The very word ‘divorce’ — a choice of language dictated by Brussels, not London — tells you everything you need to know about how our European counterparts see Brexit.
As far as they’re concerned, it’s a simple legal transaction. We have decided to terminate our marriage with Brussels, and there are rules and regulations in place that state how that shall be carried out.
There will be no compromises, as Mr Barnier so bluntly put it. After all, you don’t come to a compromise with a judge do you? The law is the law and it must be applied — end of story.
And if there are no compromises, then ultimately there is no negotiation. There is nothing to negotiate — there is simply a set of requirements Britain can choose to accept or reject.
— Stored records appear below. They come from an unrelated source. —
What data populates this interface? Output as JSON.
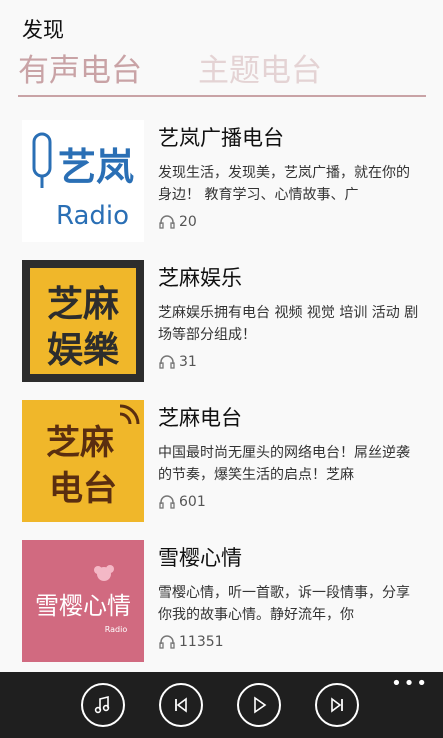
{
  "header": {
    "title": "发现"
  },
  "pivot": {
    "tabs": [
      {
        "label": "有声电台"
      },
      {
        "label": "主题电台"
      }
    ]
  },
  "stations": [
    {
      "title": "艺岚广播电台",
      "desc": "发现生活，发现美，艺岚广播，就在你的身边！ 教育学习、心情故事、广",
      "count": "20",
      "thumb_text": "艺岚",
      "thumb_sub": "Radio"
    },
    {
      "title": "芝麻娱乐",
      "desc": "芝麻娱乐拥有电台 视频 视觉 培训 活动 剧场等部分组成！",
      "count": "31",
      "thumb_text": "芝麻娱樂"
    },
    {
      "title": "芝麻电台",
      "desc": "中国最时尚无厘头的网络电台！屌丝逆袭的节奏，爆笑生活的启点！芝麻",
      "count": "601",
      "thumb_text": "芝麻电台"
    },
    {
      "title": "雪樱心情",
      "desc": "雪樱心情，听一首歌，诉一段情事，分享你我的故事心情。静好流年，你",
      "count": "11351",
      "thumb_text": "雪樱心情",
      "thumb_sub": "Radio"
    }
  ],
  "appbar": {
    "buttons": [
      {
        "icon": "music-note-icon"
      },
      {
        "icon": "previous-icon"
      },
      {
        "icon": "play-icon"
      },
      {
        "icon": "next-icon"
      }
    ],
    "more": "•••"
  },
  "colors": {
    "accent": "#c9a3a6",
    "appbar_bg": "#1f1f1f",
    "zhima_bg": "#f0b72a",
    "xueying_bg": "#d16a80"
  }
}
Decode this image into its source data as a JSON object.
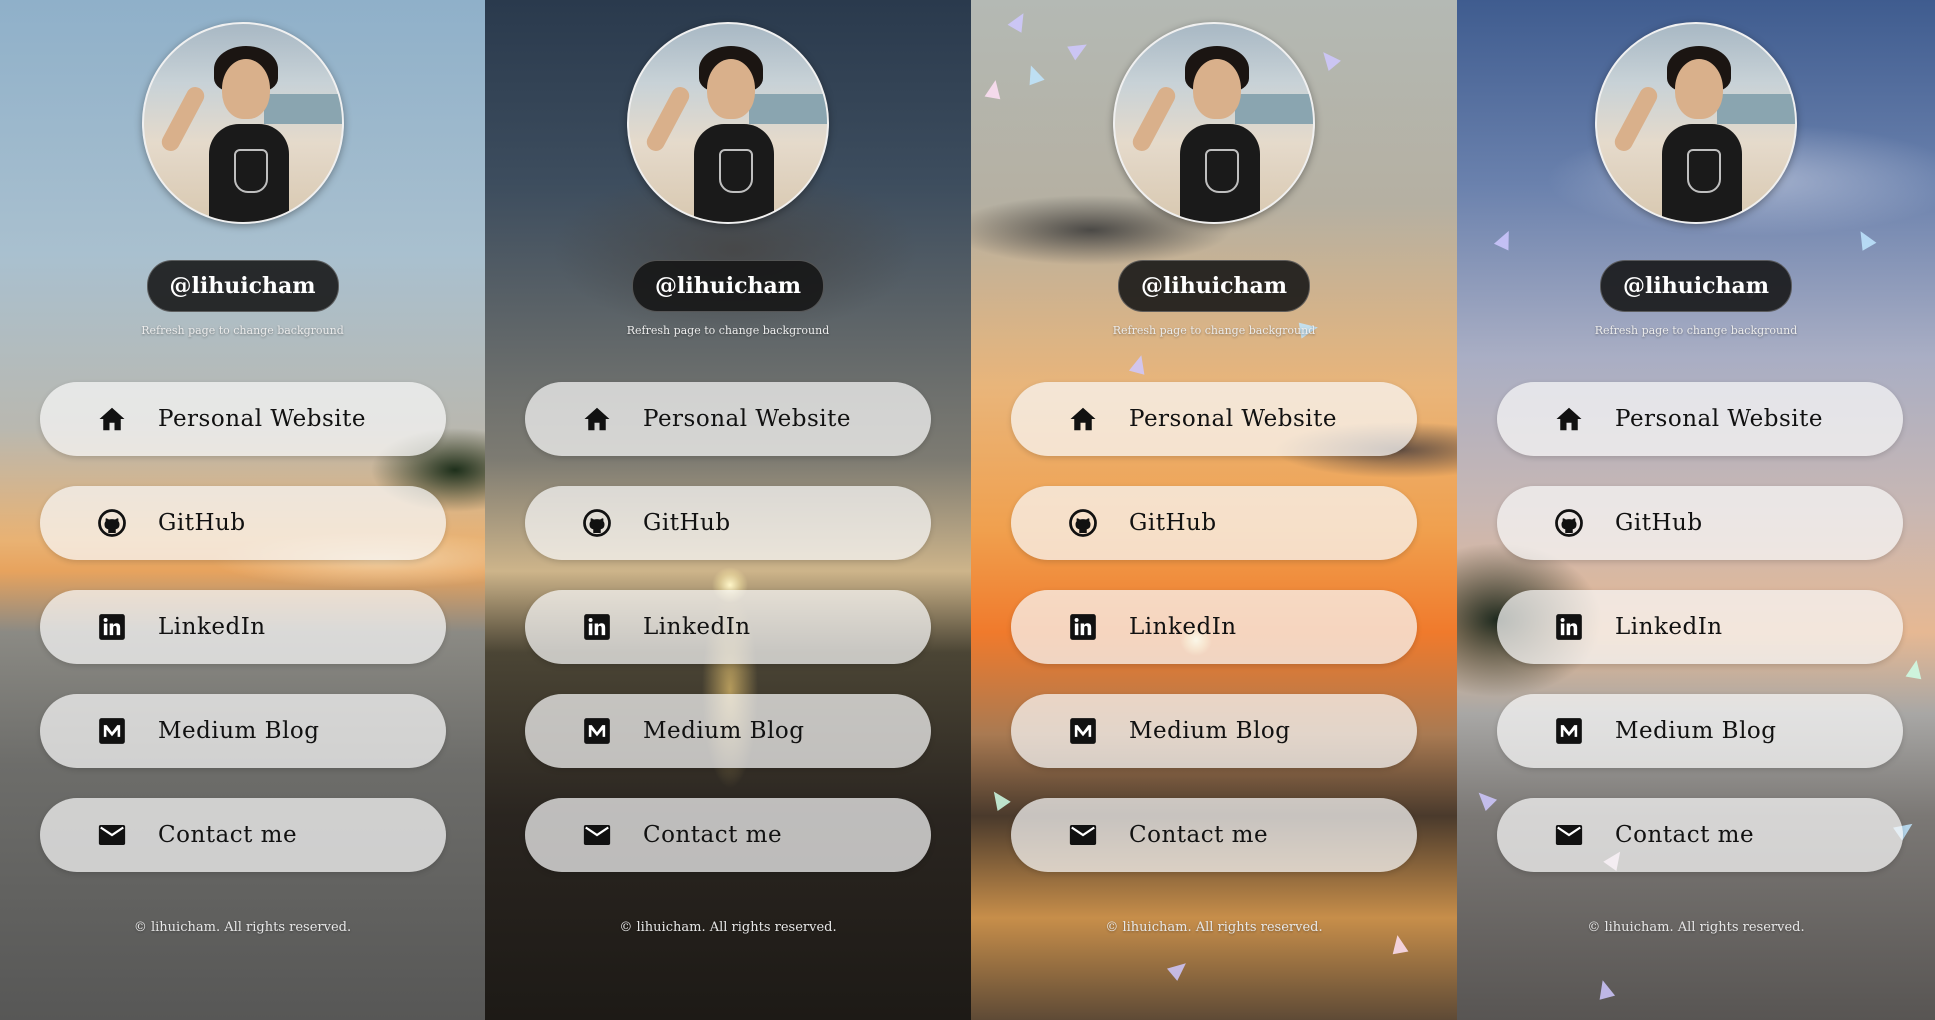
{
  "panels": [
    {
      "handle": "@lihuicham",
      "refresh_note": "Refresh page to change background",
      "links": [
        {
          "label": "Personal Website",
          "icon": "home-icon"
        },
        {
          "label": "GitHub",
          "icon": "github-icon"
        },
        {
          "label": "LinkedIn",
          "icon": "linkedin-icon"
        },
        {
          "label": "Medium Blog",
          "icon": "medium-icon"
        },
        {
          "label": "Contact me",
          "icon": "mail-icon"
        }
      ],
      "footer": "© lihuicham. All rights reserved."
    },
    {
      "handle": "@lihuicham",
      "refresh_note": "Refresh page to change background",
      "links": [
        {
          "label": "Personal Website",
          "icon": "home-icon"
        },
        {
          "label": "GitHub",
          "icon": "github-icon"
        },
        {
          "label": "LinkedIn",
          "icon": "linkedin-icon"
        },
        {
          "label": "Medium Blog",
          "icon": "medium-icon"
        },
        {
          "label": "Contact me",
          "icon": "mail-icon"
        }
      ],
      "footer": "© lihuicham. All rights reserved."
    },
    {
      "handle": "@lihuicham",
      "refresh_note": "Refresh page to change background",
      "links": [
        {
          "label": "Personal Website",
          "icon": "home-icon"
        },
        {
          "label": "GitHub",
          "icon": "github-icon"
        },
        {
          "label": "LinkedIn",
          "icon": "linkedin-icon"
        },
        {
          "label": "Medium Blog",
          "icon": "medium-icon"
        },
        {
          "label": "Contact me",
          "icon": "mail-icon"
        }
      ],
      "footer": "© lihuicham. All rights reserved."
    },
    {
      "handle": "@lihuicham",
      "refresh_note": "Refresh page to change background",
      "links": [
        {
          "label": "Personal Website",
          "icon": "home-icon"
        },
        {
          "label": "GitHub",
          "icon": "github-icon"
        },
        {
          "label": "LinkedIn",
          "icon": "linkedin-icon"
        },
        {
          "label": "Medium Blog",
          "icon": "medium-icon"
        },
        {
          "label": "Contact me",
          "icon": "mail-icon"
        }
      ],
      "footer": "© lihuicham. All rights reserved."
    }
  ],
  "colors": {
    "button_bg": "#f8f8f8",
    "handle_bg": "#141414",
    "icon": "#111111",
    "shard": "#cfc8ff"
  }
}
In that vein the EU sees itself as the judge and the UK as the plaintiff. And it will hand down its verdict in compliance with the European rule book Britain itself signed up to willingly as a newlywed in 1973.
British talk of gentleman’s agreements, of shaking on Brexit and trusting each other’s word, has utterly alarmed eurocrats. They genuinely do feel, as Jean-Claude Juncker once put it, that we’re in another galaxy.
And that’s because in truth we are. After five decades at the heart of the European project, many here in Brussels have come to the conclusion the British still don’t really understand the EU at all.
In the years to come there may be genuine negotiations, involving give and take, on our future trading relationship with Europe. But for now, all Brussels is talking about is the terms of our departure.
And it is here we can help bridge the communication gap by ceasing to look at the Brexit process itself as a negotiation. It isn’t, and we’re deluding ourselves if we think otherwise.